And, O king of kings, that slayer of all foes, the virtuous and intelligent son of Madri having arrived at the sea-shore, then despatched with great assurance messengers unto the illustrious Vibhishana, the grandson of Pulastya. And the monarch willingly accepted the sway of the son of Pandu, for that intelligent and exalted king regarded it all as the act of Time. And he sent unto the son of Pandu diverse kinds of jewels and gems, and sandal and also wood, and many celestial ornaments, and much costly apparel, and many valuable pearls. And the intelligent Sahadeva, accepting them all, returned to his own kingdom.
Note Vibhishana's words. He regarded the weakening of his kingdom as an act of time. Time is ever powerful. It shows the true worth of a valorous king like Ravana and of a coward, cum political opportunist, like Vibhishana. Time had allowed Ravana to shape his kingdom to be so prosperous that it had threatened the existence of the Devas, and this Time had also deteriorated the same kingdom, led by Vibhishana, to the position where it no longer had the power to resist a single Sahadeva, let alone a host of Devas...
Vibhishana's last statement that he regarded it all "as the act of Time", subtly shows his remorse for his act of trying to deprive his righteous (and in his own words, dharma-incarnate -- धर्मस्य विग्रहः) brother, of the kingdom that rightly belonged to him (Ravana).

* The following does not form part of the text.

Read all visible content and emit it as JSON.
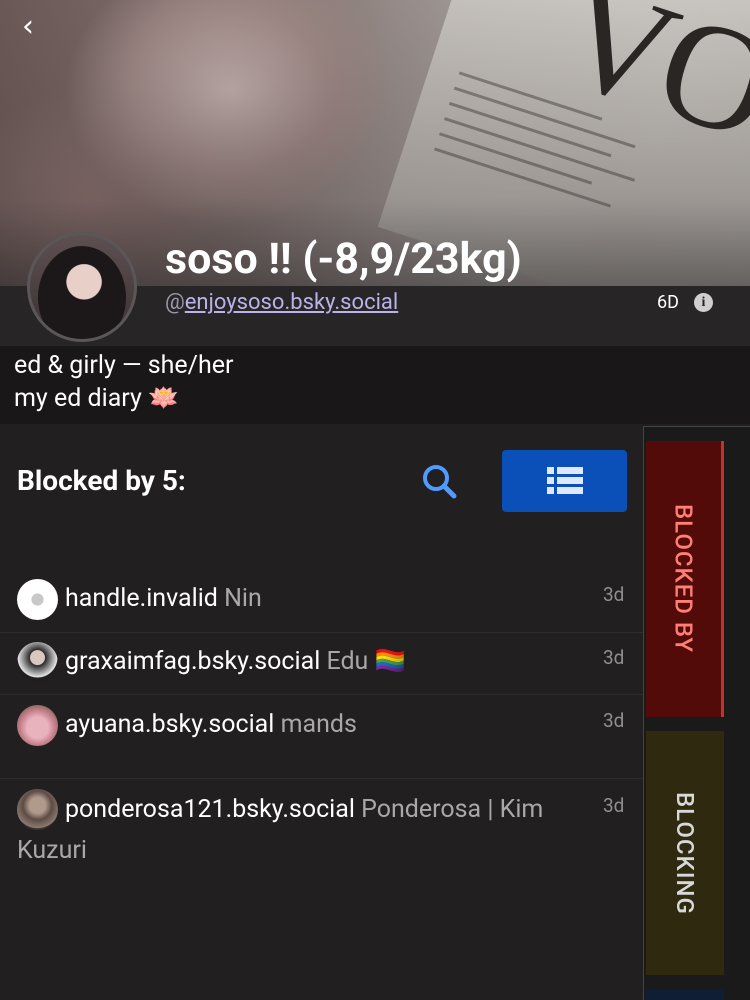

2 comments:

  1. Extremely well written with good proofs and analysis of the verses. I am convinced of your opinion of Vibhishan.

    Thanks for posting.

    ReplyDelete